Janet S. Twyman, Ph.D., BCBA, LBA 

Founder: Blast: a learning sciences company and Director of Innovation & Technology, Center on Innovations in Learning

Dr. Janet Twyman is an education innovator, thought leader, and founder of blast: a learning sciences company. She’s also the Director of Innovation and Technology for the Center on Innovations in Learning, Associate Professor of Pediatrics at the Univ. of Mass. Medical School, and formerly the Vice President of Instructional Development, Research, & Implementation at Headsprout. Her numerous articles, book chapters, and presentations cover behavior analysis, instructional design, technology, and educational systems; she also co-edited two books on educational innovation and personalized learning. She has presented to and worked with education systems, organizations, and institutions over 40 states and countries, including speaking about technologies for diverse learners and settings at the United Nations. She serves on several boards and committees, and co-chairs the education group for the Cambridge Center for Behavioral Studies. In 2007-08 she served as the President of the Association for Behavior Analysis and in 2014 was named an ABAI Fellow. For her distinguished contributions to educational research and practice she received the 2015 Wing Award for Evidence-based Education and the 2017 American Psychological Association Division 25 Fred S. Keller Behavioral Education Award.


Session: Life in the Fast Lane: The Intersection of Education, Technology, & Behaviour Analysis

Recent years have heralded substantial changes in education policy that are well aligned with behavior analysis and incorporate interesting uses of digital technologies. In behavioral education we have the shoulders of giants to lift us up —Skinner’s technology of teaching, Keller’s personalized systems of instruction, Markle’s instructional design and concept formation, Heward’s active student responding, Johnson & Layng’s generative instruction—providing a foundation to effect meaningful, system-wide change in teaching and learning. The explosion of digital technologies, increased understanding of their capabilities, and a newfound emphasis on measurement and analytics combined with recent educational trends, such as personalized learning, competency-based education, embedded assessment, flexible instruction, and self-pacing, share critical features with behavior analysis. We will examine components of instructional design and the various instructional technology tools that support them, and discuss the enhanced opportunities for behavior analysis in education for greater learning and improved outcomes for all.

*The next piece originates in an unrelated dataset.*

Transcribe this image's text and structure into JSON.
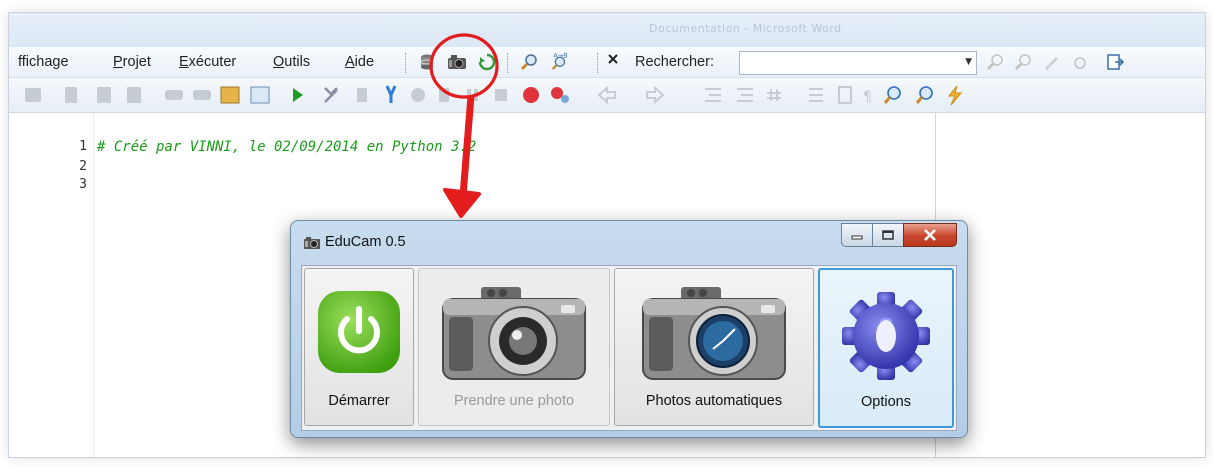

1 Given a description of current context, participants will describe a current educational trend (e.g., personalized learning, competency-based education, embedded assessment, intelligent instruction & adaptation) and how it relates to behavior analysis.
2. Given a description and several examples, participants will name the essential components of good instruction.
3. Given a demonstration of various instructional technology tools, participants will identify at least 3 technology tools containing behavioral features that they can use in their current teaching or learning environments.
4. Given a discussion of the changing digital world, participants will identify current and future opportunities for behavior analysts within and outside of traditional settings.